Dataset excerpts
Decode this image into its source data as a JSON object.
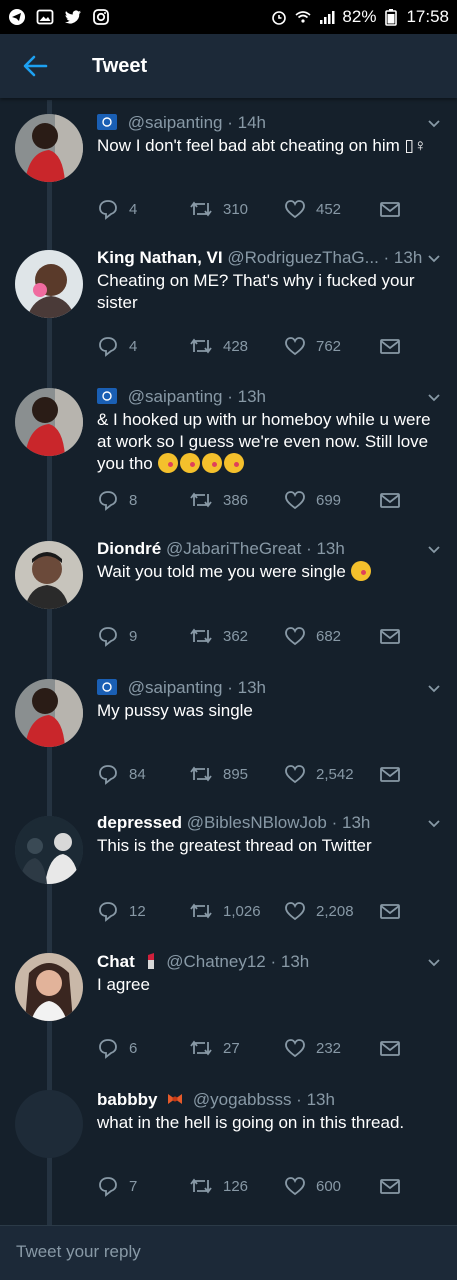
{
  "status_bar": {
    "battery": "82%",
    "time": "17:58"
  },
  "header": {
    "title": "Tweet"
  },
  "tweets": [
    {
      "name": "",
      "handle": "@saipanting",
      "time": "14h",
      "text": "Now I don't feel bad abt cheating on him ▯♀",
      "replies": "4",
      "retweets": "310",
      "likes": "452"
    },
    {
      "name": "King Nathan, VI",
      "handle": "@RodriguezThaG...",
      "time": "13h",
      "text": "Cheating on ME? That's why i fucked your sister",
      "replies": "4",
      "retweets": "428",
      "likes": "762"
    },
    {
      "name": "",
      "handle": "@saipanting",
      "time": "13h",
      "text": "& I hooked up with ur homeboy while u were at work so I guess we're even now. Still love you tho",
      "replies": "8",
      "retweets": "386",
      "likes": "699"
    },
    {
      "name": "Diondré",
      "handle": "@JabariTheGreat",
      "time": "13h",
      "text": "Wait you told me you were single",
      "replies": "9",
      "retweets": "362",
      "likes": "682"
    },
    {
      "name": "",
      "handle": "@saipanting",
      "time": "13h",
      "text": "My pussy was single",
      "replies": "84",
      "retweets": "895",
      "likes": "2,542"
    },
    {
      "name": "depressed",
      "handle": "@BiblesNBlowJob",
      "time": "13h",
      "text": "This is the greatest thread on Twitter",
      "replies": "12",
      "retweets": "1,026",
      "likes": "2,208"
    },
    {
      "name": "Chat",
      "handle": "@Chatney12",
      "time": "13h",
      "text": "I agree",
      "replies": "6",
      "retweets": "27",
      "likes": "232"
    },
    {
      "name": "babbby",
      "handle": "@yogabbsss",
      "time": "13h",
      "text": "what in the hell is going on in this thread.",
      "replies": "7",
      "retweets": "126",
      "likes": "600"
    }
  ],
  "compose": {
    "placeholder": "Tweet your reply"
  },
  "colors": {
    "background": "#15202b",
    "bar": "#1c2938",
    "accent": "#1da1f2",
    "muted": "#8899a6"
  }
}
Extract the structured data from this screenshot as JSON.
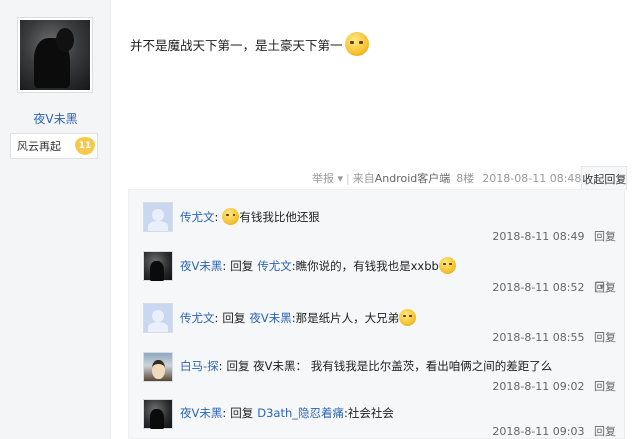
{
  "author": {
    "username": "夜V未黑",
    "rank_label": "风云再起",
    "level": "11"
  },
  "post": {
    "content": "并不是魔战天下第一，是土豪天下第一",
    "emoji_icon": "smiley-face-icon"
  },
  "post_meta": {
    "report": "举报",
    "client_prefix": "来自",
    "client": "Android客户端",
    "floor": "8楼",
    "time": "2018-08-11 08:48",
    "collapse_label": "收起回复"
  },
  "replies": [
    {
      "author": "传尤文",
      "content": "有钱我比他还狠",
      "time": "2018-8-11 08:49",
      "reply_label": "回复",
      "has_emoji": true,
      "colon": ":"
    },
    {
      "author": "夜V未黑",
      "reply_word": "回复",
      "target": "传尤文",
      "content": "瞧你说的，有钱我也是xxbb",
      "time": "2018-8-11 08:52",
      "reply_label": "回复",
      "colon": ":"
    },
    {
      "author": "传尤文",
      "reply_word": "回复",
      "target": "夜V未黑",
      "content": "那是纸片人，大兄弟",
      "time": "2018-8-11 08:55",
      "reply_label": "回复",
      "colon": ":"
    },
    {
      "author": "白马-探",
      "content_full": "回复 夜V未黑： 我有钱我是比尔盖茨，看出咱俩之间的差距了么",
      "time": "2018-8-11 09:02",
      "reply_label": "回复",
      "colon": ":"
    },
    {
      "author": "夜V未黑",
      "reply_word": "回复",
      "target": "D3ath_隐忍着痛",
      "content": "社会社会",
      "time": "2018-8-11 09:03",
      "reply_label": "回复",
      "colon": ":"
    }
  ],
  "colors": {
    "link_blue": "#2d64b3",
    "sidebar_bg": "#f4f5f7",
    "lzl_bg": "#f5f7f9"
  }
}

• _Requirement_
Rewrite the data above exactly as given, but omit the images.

• _Written solution_
Decode this image into its source data as a JSON object.
{
  "status_bar": {
    "battery": "82%",
    "time": "17:58"
  },
  "header": {
    "title": "Tweet"
  },
  "tweets": [
    {
      "name": "",
      "handle": "@saipanting",
      "time": "14h",
      "text": "Now I don't feel bad abt cheating on him ▯♀",
      "replies": "4",
      "retweets": "310",
      "likes": "452"
    },
    {
      "name": "King Nathan, VI",
      "handle": "@RodriguezThaG...",
      "time": "13h",
      "text": "Cheating on ME? That's why i fucked your sister",
      "replies": "4",
      "retweets": "428",
      "likes": "762"
    },
    {
      "name": "",
      "handle": "@saipanting",
      "time": "13h",
      "text": "& I hooked up with ur homeboy while u were at work so I guess we're even now. Still love you tho",
      "replies": "8",
      "retweets": "386",
      "likes": "699"
    },
    {
      "name": "Diondré",
      "handle": "@JabariTheGreat",
      "time": "13h",
      "text": "Wait you told me you were single",
      "replies": "9",
      "retweets": "362",
      "likes": "682"
    },
    {
      "name": "",
      "handle": "@saipanting",
      "time": "13h",
      "text": "My pussy was single",
      "replies": "84",
      "retweets": "895",
      "likes": "2,542"
    },
    {
      "name": "depressed",
      "handle": "@BiblesNBlowJob",
      "time": "13h",
      "text": "This is the greatest thread on Twitter",
      "replies": "12",
      "retweets": "1,026",
      "likes": "2,208"
    },
    {
      "name": "Chat",
      "handle": "@Chatney12",
      "time": "13h",
      "text": "I agree",
      "replies": "6",
      "retweets": "27",
      "likes": "232"
    },
    {
      "name": "babbby",
      "handle": "@yogabbsss",
      "time": "13h",
      "text": "what in the hell is going on in this thread.",
      "replies": "7",
      "retweets": "126",
      "likes": "600"
    }
  ],
  "compose": {
    "placeholder": "Tweet your reply"
  },
  "colors": {
    "background": "#15202b",
    "bar": "#1c2938",
    "accent": "#1da1f2",
    "muted": "#8899a6"
  }
}
Extract the structured data from this screenshot as JSON.
{
  "author": {
    "username": "夜V未黑",
    "rank_label": "风云再起",
    "level": "11"
  },
  "post": {
    "content": "并不是魔战天下第一，是土豪天下第一",
    "emoji_icon": "smiley-face-icon"
  },
  "post_meta": {
    "report": "举报",
    "client_prefix": "来自",
    "client": "Android客户端",
    "floor": "8楼",
    "time": "2018-08-11 08:48",
    "collapse_label": "收起回复"
  },
  "replies": [
    {
      "author": "传尤文",
      "content": "有钱我比他还狠",
      "time": "2018-8-11 08:49",
      "reply_label": "回复",
      "has_emoji": true,
      "colon": ":"
    },
    {
      "author": "夜V未黑",
      "reply_word": "回复",
      "target": "传尤文",
      "content": "瞧你说的，有钱我也是xxbb",
      "time": "2018-8-11 08:52",
      "reply_label": "回复",
      "colon": ":"
    },
    {
      "author": "传尤文",
      "reply_word": "回复",
      "target": "夜V未黑",
      "content": "那是纸片人，大兄弟",
      "time": "2018-8-11 08:55",
      "reply_label": "回复",
      "colon": ":"
    },
    {
      "author": "白马-探",
      "content_full": "回复 夜V未黑： 我有钱我是比尔盖茨，看出咱俩之间的差距了么",
      "time": "2018-8-11 09:02",
      "reply_label": "回复",
      "colon": ":"
    },
    {
      "author": "夜V未黑",
      "reply_word": "回复",
      "target": "D3ath_隐忍着痛",
      "content": "社会社会",
      "time": "2018-8-11 09:03",
      "reply_label": "回复",
      "colon": ":"
    }
  ],
  "colors": {
    "link_blue": "#2d64b3",
    "sidebar_bg": "#f4f5f7",
    "lzl_bg": "#f5f7f9"
  }
}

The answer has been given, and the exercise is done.